● **Aim of the exercise**
Leave every image out, and return the rest of the data word for word.

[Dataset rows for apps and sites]
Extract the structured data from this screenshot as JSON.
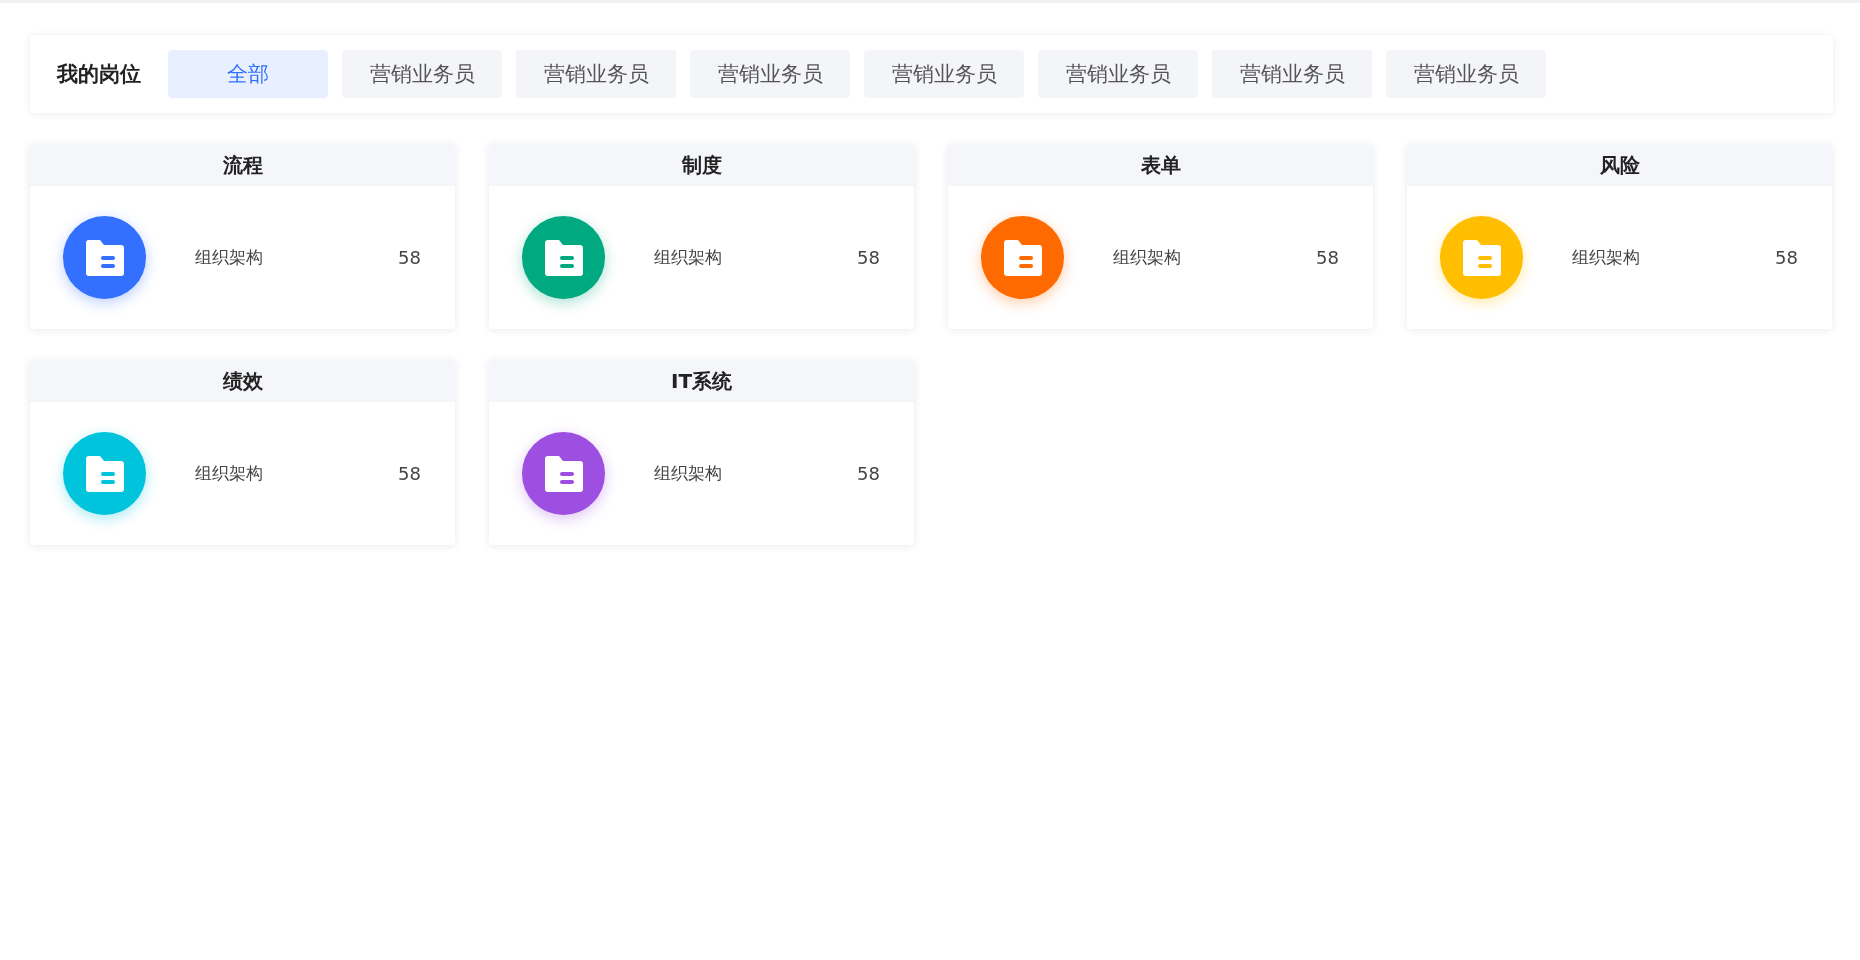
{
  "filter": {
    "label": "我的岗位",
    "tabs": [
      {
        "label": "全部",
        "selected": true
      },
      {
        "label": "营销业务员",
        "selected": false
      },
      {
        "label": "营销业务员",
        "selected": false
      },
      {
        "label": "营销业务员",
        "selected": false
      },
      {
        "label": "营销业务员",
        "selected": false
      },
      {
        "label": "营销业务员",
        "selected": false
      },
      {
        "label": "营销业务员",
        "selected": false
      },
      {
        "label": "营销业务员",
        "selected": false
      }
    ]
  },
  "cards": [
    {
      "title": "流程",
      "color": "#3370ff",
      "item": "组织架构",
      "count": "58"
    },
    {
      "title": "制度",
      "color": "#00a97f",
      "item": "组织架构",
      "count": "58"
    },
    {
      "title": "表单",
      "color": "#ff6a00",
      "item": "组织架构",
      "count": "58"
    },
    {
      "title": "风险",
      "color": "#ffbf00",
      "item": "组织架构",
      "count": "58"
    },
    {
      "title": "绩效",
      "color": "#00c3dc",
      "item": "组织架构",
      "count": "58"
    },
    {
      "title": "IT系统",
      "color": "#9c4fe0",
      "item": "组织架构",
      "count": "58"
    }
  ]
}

● **Task answer**
Extract the structured data from this screenshot as JSON.
{
  "filter": {
    "label": "我的岗位",
    "tabs": [
      {
        "label": "全部",
        "selected": true
      },
      {
        "label": "营销业务员",
        "selected": false
      },
      {
        "label": "营销业务员",
        "selected": false
      },
      {
        "label": "营销业务员",
        "selected": false
      },
      {
        "label": "营销业务员",
        "selected": false
      },
      {
        "label": "营销业务员",
        "selected": false
      },
      {
        "label": "营销业务员",
        "selected": false
      },
      {
        "label": "营销业务员",
        "selected": false
      }
    ]
  },
  "cards": [
    {
      "title": "流程",
      "color": "#3370ff",
      "item": "组织架构",
      "count": "58"
    },
    {
      "title": "制度",
      "color": "#00a97f",
      "item": "组织架构",
      "count": "58"
    },
    {
      "title": "表单",
      "color": "#ff6a00",
      "item": "组织架构",
      "count": "58"
    },
    {
      "title": "风险",
      "color": "#ffbf00",
      "item": "组织架构",
      "count": "58"
    },
    {
      "title": "绩效",
      "color": "#00c3dc",
      "item": "组织架构",
      "count": "58"
    },
    {
      "title": "IT系统",
      "color": "#9c4fe0",
      "item": "组织架构",
      "count": "58"
    }
  ]
}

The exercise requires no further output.